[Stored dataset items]
------------------------

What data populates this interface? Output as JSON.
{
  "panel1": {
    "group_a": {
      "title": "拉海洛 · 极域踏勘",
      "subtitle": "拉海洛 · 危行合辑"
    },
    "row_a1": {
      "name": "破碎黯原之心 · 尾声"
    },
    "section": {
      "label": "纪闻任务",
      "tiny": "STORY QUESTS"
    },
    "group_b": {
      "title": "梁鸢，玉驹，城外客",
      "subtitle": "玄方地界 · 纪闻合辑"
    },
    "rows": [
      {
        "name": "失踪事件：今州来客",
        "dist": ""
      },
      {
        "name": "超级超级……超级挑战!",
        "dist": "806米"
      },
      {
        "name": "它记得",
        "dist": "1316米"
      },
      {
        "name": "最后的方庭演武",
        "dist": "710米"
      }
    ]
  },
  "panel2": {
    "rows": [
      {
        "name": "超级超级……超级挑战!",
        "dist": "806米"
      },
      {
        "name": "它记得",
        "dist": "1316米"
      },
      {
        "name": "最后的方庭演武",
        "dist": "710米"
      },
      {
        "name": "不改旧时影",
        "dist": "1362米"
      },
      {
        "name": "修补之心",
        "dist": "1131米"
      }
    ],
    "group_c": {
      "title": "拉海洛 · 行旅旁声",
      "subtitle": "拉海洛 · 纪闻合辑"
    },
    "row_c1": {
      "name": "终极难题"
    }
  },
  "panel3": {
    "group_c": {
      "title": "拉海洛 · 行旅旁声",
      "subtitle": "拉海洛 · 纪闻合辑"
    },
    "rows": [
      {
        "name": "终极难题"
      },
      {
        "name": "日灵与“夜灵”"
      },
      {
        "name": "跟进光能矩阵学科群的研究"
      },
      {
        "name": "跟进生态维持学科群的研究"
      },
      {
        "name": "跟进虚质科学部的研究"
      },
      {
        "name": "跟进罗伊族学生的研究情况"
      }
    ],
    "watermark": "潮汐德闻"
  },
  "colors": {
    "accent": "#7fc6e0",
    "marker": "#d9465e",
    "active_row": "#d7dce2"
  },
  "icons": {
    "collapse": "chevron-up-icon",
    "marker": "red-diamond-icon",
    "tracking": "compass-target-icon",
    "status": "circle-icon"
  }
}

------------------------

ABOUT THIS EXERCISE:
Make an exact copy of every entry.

ANSWER TO THIS TASK:
What data populates this interface? Output as JSON.
{
  "panel1": {
    "group_a": {
      "title": "拉海洛 · 极域踏勘",
      "subtitle": "拉海洛 · 危行合辑"
    },
    "row_a1": {
      "name": "破碎黯原之心 · 尾声"
    },
    "section": {
      "label": "纪闻任务",
      "tiny": "STORY QUESTS"
    },
    "group_b": {
      "title": "梁鸢，玉驹，城外客",
      "subtitle": "玄方地界 · 纪闻合辑"
    },
    "rows": [
      {
        "name": "失踪事件：今州来客",
        "dist": ""
      },
      {
        "name": "超级超级……超级挑战!",
        "dist": "806米"
      },
      {
        "name": "它记得",
        "dist": "1316米"
      },
      {
        "name": "最后的方庭演武",
        "dist": "710米"
      }
    ]
  },
  "panel2": {
    "rows": [
      {
        "name": "超级超级……超级挑战!",
        "dist": "806米"
      },
      {
        "name": "它记得",
        "dist": "1316米"
      },
      {
        "name": "最后的方庭演武",
        "dist": "710米"
      },
      {
        "name": "不改旧时影",
        "dist": "1362米"
      },
      {
        "name": "修补之心",
        "dist": "1131米"
      }
    ],
    "group_c": {
      "title": "拉海洛 · 行旅旁声",
      "subtitle": "拉海洛 · 纪闻合辑"
    },
    "row_c1": {
      "name": "终极难题"
    }
  },
  "panel3": {
    "group_c": {
      "title": "拉海洛 · 行旅旁声",
      "subtitle": "拉海洛 · 纪闻合辑"
    },
    "rows": [
      {
        "name": "终极难题"
      },
      {
        "name": "日灵与“夜灵”"
      },
      {
        "name": "跟进光能矩阵学科群的研究"
      },
      {
        "name": "跟进生态维持学科群的研究"
      },
      {
        "name": "跟进虚质科学部的研究"
      },
      {
        "name": "跟进罗伊族学生的研究情况"
      }
    ],
    "watermark": "潮汐德闻"
  },
  "colors": {
    "accent": "#7fc6e0",
    "marker": "#d9465e",
    "active_row": "#d7dce2"
  },
  "icons": {
    "collapse": "chevron-up-icon",
    "marker": "red-diamond-icon",
    "tracking": "compass-target-icon",
    "status": "circle-icon"
  }
}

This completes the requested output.